WHAT IS REQUIRED: Give the entries below again, word for word, and leave out the images.

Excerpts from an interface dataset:
◆ ◆ ◆ ◆ ◆ ◆ ◆
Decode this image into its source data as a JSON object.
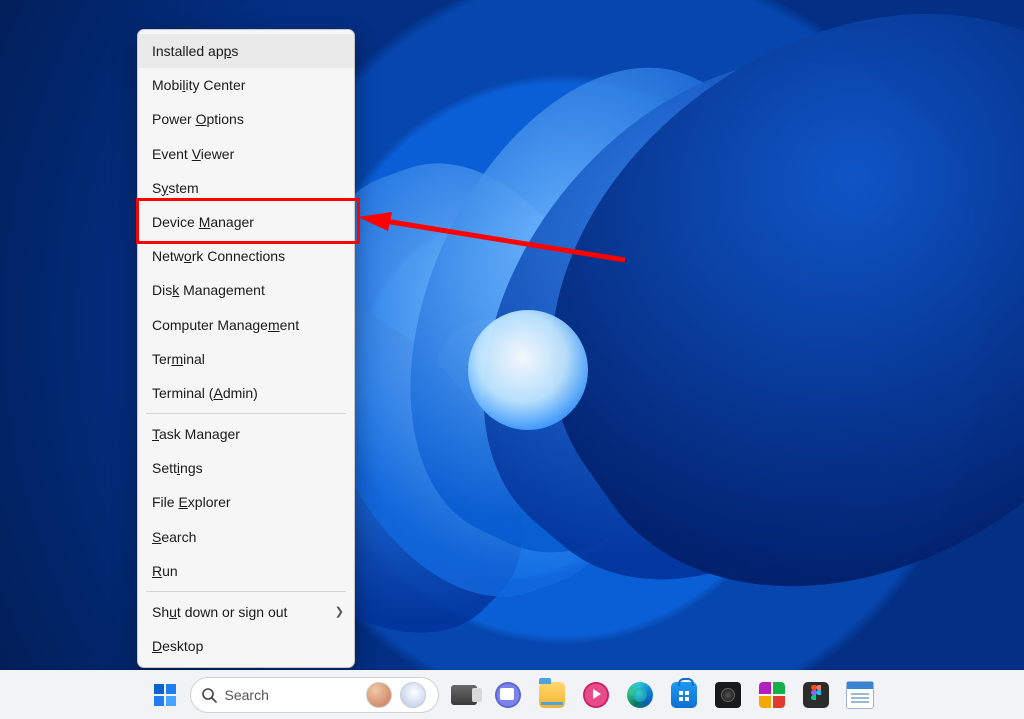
{
  "menu": {
    "items": [
      {
        "label": "Installed apps",
        "u": 12,
        "highlighted": true
      },
      {
        "label": "Mobility Center",
        "u": 4
      },
      {
        "label": "Power Options",
        "u": 6
      },
      {
        "label": "Event Viewer",
        "u": 6
      },
      {
        "label": "System",
        "u": 1
      },
      {
        "label": "Device Manager",
        "u": 7,
        "boxed": true
      },
      {
        "label": "Network Connections",
        "u": 4
      },
      {
        "label": "Disk Management",
        "u": 3
      },
      {
        "label": "Computer Management",
        "u": 15
      },
      {
        "label": "Terminal",
        "u": 3
      },
      {
        "label": "Terminal (Admin)",
        "u": 10
      },
      {
        "sep": true
      },
      {
        "label": "Task Manager",
        "u": 0
      },
      {
        "label": "Settings",
        "u": 4
      },
      {
        "label": "File Explorer",
        "u": 5
      },
      {
        "label": "Search",
        "u": 0
      },
      {
        "label": "Run",
        "u": 0
      },
      {
        "sep": true
      },
      {
        "label": "Shut down or sign out",
        "u": 2,
        "submenu": true
      },
      {
        "label": "Desktop",
        "u": 0
      }
    ]
  },
  "annotation": {
    "highlight_target": "Device Manager",
    "arrow_color": "#ff0000"
  },
  "taskbar": {
    "search_placeholder": "Search",
    "icons": [
      {
        "name": "start-button"
      },
      {
        "name": "search-pill"
      },
      {
        "name": "task-view-button"
      },
      {
        "name": "teams-chat"
      },
      {
        "name": "file-explorer"
      },
      {
        "name": "springboard-app"
      },
      {
        "name": "microsoft-edge"
      },
      {
        "name": "microsoft-store"
      },
      {
        "name": "camera-app"
      },
      {
        "name": "powertoys"
      },
      {
        "name": "figma"
      },
      {
        "name": "notepad"
      }
    ]
  }
}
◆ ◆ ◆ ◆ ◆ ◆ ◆
OUTPUT BELOW:
Decode this image into its source data as a JSON object.
{
  "menu": {
    "items": [
      {
        "label": "Installed apps",
        "u": 12,
        "highlighted": true
      },
      {
        "label": "Mobility Center",
        "u": 4
      },
      {
        "label": "Power Options",
        "u": 6
      },
      {
        "label": "Event Viewer",
        "u": 6
      },
      {
        "label": "System",
        "u": 1
      },
      {
        "label": "Device Manager",
        "u": 7,
        "boxed": true
      },
      {
        "label": "Network Connections",
        "u": 4
      },
      {
        "label": "Disk Management",
        "u": 3
      },
      {
        "label": "Computer Management",
        "u": 15
      },
      {
        "label": "Terminal",
        "u": 3
      },
      {
        "label": "Terminal (Admin)",
        "u": 10
      },
      {
        "sep": true
      },
      {
        "label": "Task Manager",
        "u": 0
      },
      {
        "label": "Settings",
        "u": 4
      },
      {
        "label": "File Explorer",
        "u": 5
      },
      {
        "label": "Search",
        "u": 0
      },
      {
        "label": "Run",
        "u": 0
      },
      {
        "sep": true
      },
      {
        "label": "Shut down or sign out",
        "u": 2,
        "submenu": true
      },
      {
        "label": "Desktop",
        "u": 0
      }
    ]
  },
  "annotation": {
    "highlight_target": "Device Manager",
    "arrow_color": "#ff0000"
  },
  "taskbar": {
    "search_placeholder": "Search",
    "icons": [
      {
        "name": "start-button"
      },
      {
        "name": "search-pill"
      },
      {
        "name": "task-view-button"
      },
      {
        "name": "teams-chat"
      },
      {
        "name": "file-explorer"
      },
      {
        "name": "springboard-app"
      },
      {
        "name": "microsoft-edge"
      },
      {
        "name": "microsoft-store"
      },
      {
        "name": "camera-app"
      },
      {
        "name": "powertoys"
      },
      {
        "name": "figma"
      },
      {
        "name": "notepad"
      }
    ]
  }
}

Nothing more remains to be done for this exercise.